These people, over the age of 45, say it is not likely they will go into a residential care home in later life.
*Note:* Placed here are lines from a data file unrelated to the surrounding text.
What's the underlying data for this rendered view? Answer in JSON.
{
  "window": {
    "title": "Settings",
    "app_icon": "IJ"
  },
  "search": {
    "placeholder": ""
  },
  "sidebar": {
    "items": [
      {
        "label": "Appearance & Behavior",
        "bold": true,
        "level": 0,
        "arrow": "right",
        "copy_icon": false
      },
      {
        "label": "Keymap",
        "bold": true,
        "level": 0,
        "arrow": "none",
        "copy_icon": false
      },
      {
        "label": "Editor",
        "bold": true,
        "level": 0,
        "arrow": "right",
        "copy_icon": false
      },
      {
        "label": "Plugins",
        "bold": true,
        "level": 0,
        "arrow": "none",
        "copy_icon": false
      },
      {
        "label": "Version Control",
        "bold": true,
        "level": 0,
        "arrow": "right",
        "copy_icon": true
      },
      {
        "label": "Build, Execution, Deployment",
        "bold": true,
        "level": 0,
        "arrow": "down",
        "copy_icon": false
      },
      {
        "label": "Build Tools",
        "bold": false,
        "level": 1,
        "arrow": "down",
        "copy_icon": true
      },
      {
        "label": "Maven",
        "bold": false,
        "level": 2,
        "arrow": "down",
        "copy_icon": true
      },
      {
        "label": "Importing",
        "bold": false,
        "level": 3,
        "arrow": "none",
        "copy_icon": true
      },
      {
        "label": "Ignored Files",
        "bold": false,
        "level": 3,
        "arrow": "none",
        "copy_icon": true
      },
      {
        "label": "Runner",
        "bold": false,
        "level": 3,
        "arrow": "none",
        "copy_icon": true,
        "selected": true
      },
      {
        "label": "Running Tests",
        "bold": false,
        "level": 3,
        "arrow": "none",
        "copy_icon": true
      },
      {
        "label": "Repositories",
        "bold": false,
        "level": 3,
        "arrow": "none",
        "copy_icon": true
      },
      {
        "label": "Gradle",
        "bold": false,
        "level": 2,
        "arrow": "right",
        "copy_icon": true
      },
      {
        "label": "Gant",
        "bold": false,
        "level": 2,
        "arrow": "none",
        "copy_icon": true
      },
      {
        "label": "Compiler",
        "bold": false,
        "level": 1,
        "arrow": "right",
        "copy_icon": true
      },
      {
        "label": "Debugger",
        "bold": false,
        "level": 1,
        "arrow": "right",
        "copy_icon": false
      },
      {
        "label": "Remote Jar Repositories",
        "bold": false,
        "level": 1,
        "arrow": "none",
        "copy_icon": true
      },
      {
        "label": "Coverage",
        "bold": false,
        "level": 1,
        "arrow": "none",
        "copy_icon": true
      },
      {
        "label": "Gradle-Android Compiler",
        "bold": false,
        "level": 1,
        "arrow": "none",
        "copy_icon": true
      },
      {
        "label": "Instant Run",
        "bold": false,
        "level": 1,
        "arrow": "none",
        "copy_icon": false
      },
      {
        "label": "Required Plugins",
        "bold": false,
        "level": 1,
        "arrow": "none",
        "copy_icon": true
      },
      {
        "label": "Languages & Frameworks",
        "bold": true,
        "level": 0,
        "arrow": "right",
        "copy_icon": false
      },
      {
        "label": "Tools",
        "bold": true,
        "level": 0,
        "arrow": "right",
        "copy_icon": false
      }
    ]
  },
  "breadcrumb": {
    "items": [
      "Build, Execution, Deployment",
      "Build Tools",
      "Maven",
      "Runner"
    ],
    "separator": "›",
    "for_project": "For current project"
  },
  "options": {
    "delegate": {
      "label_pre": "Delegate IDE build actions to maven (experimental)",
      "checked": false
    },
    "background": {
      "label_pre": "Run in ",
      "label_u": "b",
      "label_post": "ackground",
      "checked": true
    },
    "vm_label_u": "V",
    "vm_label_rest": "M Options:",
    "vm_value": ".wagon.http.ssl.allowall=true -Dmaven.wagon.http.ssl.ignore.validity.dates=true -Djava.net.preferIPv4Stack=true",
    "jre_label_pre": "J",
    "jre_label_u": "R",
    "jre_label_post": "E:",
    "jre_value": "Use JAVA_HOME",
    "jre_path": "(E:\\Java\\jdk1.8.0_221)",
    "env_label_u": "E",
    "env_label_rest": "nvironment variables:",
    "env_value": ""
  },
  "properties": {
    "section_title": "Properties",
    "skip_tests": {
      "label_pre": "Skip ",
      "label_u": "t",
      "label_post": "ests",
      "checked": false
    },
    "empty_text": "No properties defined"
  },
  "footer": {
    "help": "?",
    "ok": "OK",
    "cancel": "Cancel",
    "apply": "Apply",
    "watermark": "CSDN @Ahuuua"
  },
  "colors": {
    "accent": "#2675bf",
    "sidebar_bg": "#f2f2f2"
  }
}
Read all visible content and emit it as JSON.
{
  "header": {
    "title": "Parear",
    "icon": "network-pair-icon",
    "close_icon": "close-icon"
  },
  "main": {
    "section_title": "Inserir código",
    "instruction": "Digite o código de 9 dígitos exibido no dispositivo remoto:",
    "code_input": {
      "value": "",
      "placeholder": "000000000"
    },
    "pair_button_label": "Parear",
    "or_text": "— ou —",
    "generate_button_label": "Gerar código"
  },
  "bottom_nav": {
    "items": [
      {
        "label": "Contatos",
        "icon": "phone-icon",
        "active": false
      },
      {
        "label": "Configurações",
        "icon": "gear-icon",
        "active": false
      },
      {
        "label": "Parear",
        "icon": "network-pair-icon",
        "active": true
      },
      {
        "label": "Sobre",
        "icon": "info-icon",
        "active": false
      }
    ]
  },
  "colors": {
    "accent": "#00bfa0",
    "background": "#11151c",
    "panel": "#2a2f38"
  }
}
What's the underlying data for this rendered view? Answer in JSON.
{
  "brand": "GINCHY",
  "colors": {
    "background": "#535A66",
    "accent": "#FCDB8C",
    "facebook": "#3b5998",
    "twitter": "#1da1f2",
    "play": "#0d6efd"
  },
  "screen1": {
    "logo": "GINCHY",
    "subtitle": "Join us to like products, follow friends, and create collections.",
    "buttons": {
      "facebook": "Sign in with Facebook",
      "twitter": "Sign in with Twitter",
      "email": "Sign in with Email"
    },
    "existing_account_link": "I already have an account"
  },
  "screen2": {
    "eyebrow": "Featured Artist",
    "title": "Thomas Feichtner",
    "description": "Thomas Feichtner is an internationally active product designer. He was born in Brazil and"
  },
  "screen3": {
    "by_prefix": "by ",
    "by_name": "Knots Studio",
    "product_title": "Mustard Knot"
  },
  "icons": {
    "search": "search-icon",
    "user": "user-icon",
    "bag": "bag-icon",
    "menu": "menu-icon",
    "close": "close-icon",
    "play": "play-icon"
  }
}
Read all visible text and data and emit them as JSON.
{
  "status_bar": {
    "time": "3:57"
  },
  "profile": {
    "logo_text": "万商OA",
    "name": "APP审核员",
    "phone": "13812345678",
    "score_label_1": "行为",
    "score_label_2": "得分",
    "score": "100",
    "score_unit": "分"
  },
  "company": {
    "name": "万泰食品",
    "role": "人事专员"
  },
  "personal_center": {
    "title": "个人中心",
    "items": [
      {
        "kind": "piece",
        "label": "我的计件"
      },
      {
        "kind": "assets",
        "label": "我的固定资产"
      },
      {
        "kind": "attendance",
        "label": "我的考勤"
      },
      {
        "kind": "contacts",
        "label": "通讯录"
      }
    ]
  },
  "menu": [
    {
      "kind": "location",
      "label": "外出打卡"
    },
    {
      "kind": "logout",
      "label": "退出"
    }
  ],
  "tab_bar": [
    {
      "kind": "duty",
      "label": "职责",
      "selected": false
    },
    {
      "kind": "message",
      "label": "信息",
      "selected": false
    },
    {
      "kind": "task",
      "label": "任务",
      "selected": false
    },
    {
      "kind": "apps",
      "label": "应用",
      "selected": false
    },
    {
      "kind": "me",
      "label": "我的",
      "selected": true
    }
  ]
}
The facts suggest otherwise.
The report explains there are currently 426,000 older or physically disabled people living in residential care settings in the UK.
With over 65s due to represent more than a quarter of the UK population by 2046 (the Baby Boomers are coming!), this number is only likely to get bigger.
The Third Care Index found that most people have not thought about care or spoken to their families about the issue.
78% of over 45s are burying their heads in the sand when it comes to the need for care in later life.
Nearly half of people surveyed in the Third Care Index were adamant that care was not something they would need to consider; ‘it just would not happen to them’.
Also within the report were figures which suggest the average stay in a residential care home is around two years.
However, for a self-funder, this duration of stay is typically longer at 3.5 years.
Of course in both cases these are average figures and a stay in a residential care setting can be much longer, resulting in higher total care fees.
There remains a big gap between perception and reality when it comes to the cost of care.
The Third Care Index found the actual cost of care in 2014 was £28,600, compared to an anticipated cost of care of £27,203, with 63% anticipating a cost of under £25,000.
Looking at sources of funding for care, in the South East the report found 39% believe people should sell their homes to pay for care.
Regardless of opinions, selling their home was the most popular option for funding care fees, with 35% saying they would sell their home, 34% saying they would use pension income and 29% using savings.
Considering family involvement in care provision, the majority (78%) of over 75s do not want their children to take care of them in later life.
Women were more reluctant than men to have their children involved in care provision across all age groups, with 53% of men compared to 59% of women not wanting their children to be involved.
When the subject of the new Care Act was raised, respondents to the survey were confused by the plans for care funding.
61% of people said they were confused, with a range of opinions about how much financial support the state should offer towards care fees in later life.
As a Financial Planner who works with people to plan for the cost of care in later life, it is always interesting to read these reports and see how people view the various aspects of care funding.
What is essential is to seek expert and independent financial advice to ensure all of the options for funding care are properly considered before important decisions are made.